In a world full of couplings of Schumann and Grieg's Piano Concertos in A minor, this disc offers three distinct advantages. First and most obviously, it offers an additional work, Saint-Saëns' Piano Concerto in G minor, which brings the disc's total playing time up 78 minutes. Second, it offers up a soloist who's also the conductor, the multitalented Howard Shelley who directs England's Orchestra of Opera North from the keyboard.

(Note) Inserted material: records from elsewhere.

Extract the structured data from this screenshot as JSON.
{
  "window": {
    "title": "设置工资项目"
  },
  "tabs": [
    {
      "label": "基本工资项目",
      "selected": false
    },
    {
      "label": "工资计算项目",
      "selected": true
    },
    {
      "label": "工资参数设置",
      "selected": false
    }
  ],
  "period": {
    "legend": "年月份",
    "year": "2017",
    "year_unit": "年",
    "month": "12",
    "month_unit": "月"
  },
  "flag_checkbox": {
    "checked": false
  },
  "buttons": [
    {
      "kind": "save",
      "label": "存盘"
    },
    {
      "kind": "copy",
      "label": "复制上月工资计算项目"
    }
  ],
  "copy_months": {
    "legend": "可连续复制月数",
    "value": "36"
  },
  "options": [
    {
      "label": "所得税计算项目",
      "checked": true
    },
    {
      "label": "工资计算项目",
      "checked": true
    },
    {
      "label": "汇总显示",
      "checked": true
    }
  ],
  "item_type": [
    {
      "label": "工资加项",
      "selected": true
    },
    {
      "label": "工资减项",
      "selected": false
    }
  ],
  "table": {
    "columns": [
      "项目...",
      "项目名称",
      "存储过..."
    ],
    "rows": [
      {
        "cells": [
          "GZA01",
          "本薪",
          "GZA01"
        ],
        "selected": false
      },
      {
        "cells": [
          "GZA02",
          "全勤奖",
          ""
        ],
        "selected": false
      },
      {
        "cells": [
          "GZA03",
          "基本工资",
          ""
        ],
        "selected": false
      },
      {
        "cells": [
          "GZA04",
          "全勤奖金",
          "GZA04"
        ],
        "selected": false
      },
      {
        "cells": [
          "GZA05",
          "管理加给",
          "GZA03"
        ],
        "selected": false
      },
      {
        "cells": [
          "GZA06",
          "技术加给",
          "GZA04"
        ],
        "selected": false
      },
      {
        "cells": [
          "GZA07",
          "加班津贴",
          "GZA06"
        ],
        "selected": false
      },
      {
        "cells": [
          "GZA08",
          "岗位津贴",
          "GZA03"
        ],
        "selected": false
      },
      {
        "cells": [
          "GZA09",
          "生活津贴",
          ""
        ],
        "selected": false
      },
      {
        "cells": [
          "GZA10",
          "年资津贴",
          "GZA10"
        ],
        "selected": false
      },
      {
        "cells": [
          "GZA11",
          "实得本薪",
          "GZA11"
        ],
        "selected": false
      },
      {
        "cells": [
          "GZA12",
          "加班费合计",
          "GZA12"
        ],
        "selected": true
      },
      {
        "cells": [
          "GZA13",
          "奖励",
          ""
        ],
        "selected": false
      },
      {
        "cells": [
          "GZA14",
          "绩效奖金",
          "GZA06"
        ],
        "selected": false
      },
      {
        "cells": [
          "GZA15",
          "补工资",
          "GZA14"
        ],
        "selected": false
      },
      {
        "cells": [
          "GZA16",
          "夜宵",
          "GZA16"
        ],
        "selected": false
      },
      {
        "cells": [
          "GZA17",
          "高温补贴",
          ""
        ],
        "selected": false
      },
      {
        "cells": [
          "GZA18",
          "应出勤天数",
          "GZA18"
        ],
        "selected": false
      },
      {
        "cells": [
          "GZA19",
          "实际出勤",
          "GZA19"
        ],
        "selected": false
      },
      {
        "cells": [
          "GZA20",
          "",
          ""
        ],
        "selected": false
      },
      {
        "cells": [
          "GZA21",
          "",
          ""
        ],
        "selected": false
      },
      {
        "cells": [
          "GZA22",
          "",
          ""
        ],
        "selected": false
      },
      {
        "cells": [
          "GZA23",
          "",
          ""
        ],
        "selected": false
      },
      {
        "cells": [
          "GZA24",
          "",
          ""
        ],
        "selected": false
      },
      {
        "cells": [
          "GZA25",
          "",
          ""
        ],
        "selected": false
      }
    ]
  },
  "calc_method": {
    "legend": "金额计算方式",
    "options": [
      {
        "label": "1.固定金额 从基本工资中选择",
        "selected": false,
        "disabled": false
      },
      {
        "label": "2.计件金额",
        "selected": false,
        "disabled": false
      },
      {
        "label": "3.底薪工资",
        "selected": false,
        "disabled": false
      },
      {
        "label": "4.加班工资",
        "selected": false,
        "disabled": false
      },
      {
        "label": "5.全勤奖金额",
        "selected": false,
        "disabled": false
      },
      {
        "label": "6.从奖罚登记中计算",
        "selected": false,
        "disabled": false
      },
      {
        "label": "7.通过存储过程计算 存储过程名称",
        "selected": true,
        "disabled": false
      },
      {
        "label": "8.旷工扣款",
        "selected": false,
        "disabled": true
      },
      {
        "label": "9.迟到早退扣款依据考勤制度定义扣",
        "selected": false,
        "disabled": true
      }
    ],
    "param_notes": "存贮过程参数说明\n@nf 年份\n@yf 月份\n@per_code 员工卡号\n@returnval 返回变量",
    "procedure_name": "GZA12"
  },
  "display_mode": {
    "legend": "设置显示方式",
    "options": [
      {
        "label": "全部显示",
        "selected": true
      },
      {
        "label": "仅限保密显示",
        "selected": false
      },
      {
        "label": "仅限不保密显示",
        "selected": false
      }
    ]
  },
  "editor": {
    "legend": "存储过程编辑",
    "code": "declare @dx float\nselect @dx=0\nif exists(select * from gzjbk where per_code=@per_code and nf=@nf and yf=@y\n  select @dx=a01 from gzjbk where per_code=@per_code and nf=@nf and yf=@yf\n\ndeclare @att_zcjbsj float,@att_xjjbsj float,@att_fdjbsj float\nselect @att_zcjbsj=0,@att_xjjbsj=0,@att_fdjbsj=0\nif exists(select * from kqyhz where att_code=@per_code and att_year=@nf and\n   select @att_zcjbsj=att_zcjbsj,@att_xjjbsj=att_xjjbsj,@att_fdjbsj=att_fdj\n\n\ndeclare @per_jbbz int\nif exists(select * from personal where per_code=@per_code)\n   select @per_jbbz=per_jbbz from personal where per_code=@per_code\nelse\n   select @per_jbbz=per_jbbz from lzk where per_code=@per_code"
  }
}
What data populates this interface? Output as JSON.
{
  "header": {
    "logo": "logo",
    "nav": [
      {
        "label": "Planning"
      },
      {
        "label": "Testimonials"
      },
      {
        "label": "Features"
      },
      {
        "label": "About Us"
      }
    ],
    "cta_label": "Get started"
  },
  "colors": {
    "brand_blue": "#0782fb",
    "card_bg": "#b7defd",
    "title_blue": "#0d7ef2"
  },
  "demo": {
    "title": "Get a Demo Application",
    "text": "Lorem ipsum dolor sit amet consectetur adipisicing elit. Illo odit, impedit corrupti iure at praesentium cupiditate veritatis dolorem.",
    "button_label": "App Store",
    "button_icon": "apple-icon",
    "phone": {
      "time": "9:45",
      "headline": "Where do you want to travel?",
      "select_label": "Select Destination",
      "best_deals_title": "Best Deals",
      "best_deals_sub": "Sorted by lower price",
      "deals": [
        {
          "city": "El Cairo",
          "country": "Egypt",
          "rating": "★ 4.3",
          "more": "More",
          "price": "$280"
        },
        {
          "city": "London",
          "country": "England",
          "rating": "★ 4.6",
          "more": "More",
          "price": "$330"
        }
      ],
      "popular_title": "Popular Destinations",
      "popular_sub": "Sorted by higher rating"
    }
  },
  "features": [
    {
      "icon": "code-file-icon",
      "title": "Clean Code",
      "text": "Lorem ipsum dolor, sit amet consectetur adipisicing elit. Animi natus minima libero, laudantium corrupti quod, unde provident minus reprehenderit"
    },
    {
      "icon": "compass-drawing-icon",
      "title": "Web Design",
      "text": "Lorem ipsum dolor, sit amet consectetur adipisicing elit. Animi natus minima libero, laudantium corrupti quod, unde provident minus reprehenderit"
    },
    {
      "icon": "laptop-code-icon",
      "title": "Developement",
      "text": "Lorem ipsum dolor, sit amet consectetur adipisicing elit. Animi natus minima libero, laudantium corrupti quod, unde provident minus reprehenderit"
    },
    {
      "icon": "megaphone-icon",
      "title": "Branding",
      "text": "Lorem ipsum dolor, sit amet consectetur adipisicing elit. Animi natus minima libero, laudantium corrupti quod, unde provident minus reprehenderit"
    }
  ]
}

A wide orchestral palette and stirring reserves of drama are used to evoke the youthful audacity and death of Phaéton, the ultimate triumph of virtue over pleasure in La Jeunesse d’Hercule (‘The Youth of Hercules’), and Hercules’ punishment, spinning wool while dressed as a woman, for the ‘inadvertent murder’ of one of his guests, in Le Rouet d’Omphale (‘The Spinning Wheel of Omphale’). The ever-popular Danse macabre is a spooky depiction of Death playing a dance on his fiddle on a tomb in a graveyard surrounded by skeletal dancers. Conductor Jun Märkl specialises in twentieth-century French music for Naxos and has earned international plaudits for his multi-volume Debussy series as well as for his Ravel and Messiaen discs.